    Chaired by Michael Lawrence, Chief Executive of Asia House, the panel included Rosie Donachie, Head of Corporate Affairs Europe, BHP, who discussed the importance of top-down support in mainstreaming diversity and implementing change. Rosie spoke on BHP’s ambitious 50:50 gender target, which seeks to fill half of the company’s workforce with women by 2025 – a challenge in the traditionally-male dominated mining industry. Led by BHP’s top leadership, the target’s launch in 2016 has brought about measurable positive changes, including increased productivity, inclusion, and health and safety measures.

    Although key performance indicators (KPI) and statistics have the power to create change, it is also important to acknowledge the different benchmarks for diversity, a point discussed by Laura Dunley, Commercial Director, Hitachi Rail Europe. Laura expanded on Hitachi’s different approaches across three countries where the company is based – Italy, Japan, and the United Kingdom. The importance of localising strategies was reiterated by Daniel Danso, Global Diversity Manager of Linklaters, who spoke of the need to include local expertise to suit different legislative and cultural factors across various countries.

    Further, the lack of a uniform definition of diversity created concerns among participants, who highlighted the necessity to go beyond quotas and examine the system as a whole. Beyond government-backed legislation, the private sector also has a vital role in driving changes, as businesses are able to influence each other and collaborate to enhance diversity. Previously faced with this experience, BHP attributed advancements in innovation and technology as the force behind their supply chain diversity. Crafting a strong, sustained diversity strategy requires inclusive and forward-thinking leadership, and although change may be slow, it is no reason to be discouraged.

    The role of higher education was explored by Professor Sarah Sharples, Pro Vice-Chancellor for Equality, Diversity and Inclusion, University of Nottingham. Education serves a dual purpose, as it equips students with necessary skills and qualifications to enter the workforce, while also having the potential to change pre-conceived notions.

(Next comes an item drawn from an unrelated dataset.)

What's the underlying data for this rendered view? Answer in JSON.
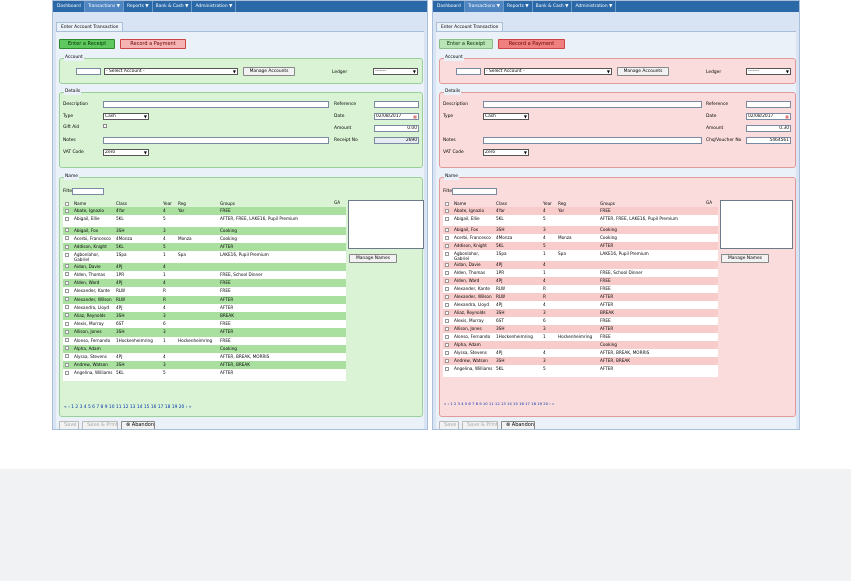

    The conference was concluded with a keynote speech from Priscilla To, Director-General, Hong Kong Economic and Trade Office in London, who reiterated the importance of diversity to organisations, industries, and the community. Providing a governmental perspective, she spoke about how Hong Kong’s diversity has created social harmony, which has helped position it as an international metropolis and attractive place for global business.